Required action:
Among the entries, which lines carry the string "Transport"? Copy each of them.
[Start of section]
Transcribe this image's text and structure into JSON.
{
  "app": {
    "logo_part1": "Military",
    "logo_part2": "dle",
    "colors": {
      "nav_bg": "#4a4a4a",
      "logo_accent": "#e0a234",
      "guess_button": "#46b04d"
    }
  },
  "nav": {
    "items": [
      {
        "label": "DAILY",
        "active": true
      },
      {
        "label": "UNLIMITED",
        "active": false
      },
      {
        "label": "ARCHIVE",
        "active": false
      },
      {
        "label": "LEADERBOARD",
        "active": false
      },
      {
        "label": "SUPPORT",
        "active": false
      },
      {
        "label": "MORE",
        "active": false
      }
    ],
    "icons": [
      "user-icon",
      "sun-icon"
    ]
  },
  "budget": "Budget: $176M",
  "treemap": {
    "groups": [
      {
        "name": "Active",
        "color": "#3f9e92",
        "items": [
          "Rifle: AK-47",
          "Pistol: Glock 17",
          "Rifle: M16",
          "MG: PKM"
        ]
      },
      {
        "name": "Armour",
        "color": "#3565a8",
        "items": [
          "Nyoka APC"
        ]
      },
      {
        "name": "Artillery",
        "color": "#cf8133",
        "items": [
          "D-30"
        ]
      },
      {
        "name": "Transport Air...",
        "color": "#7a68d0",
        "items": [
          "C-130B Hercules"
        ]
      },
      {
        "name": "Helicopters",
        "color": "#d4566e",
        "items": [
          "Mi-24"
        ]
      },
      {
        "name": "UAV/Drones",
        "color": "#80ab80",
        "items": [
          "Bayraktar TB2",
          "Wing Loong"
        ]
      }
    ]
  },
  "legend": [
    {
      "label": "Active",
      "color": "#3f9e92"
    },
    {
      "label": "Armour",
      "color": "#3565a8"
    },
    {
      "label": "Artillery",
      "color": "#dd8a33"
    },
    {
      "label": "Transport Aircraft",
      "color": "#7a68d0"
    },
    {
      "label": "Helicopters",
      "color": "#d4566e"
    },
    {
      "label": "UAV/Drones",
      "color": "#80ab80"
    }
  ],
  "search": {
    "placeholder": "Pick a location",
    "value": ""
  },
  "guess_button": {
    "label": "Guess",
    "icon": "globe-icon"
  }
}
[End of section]
Exercise answer:
        "name": "Transport Air...",
      "label": "Transport Aircraft",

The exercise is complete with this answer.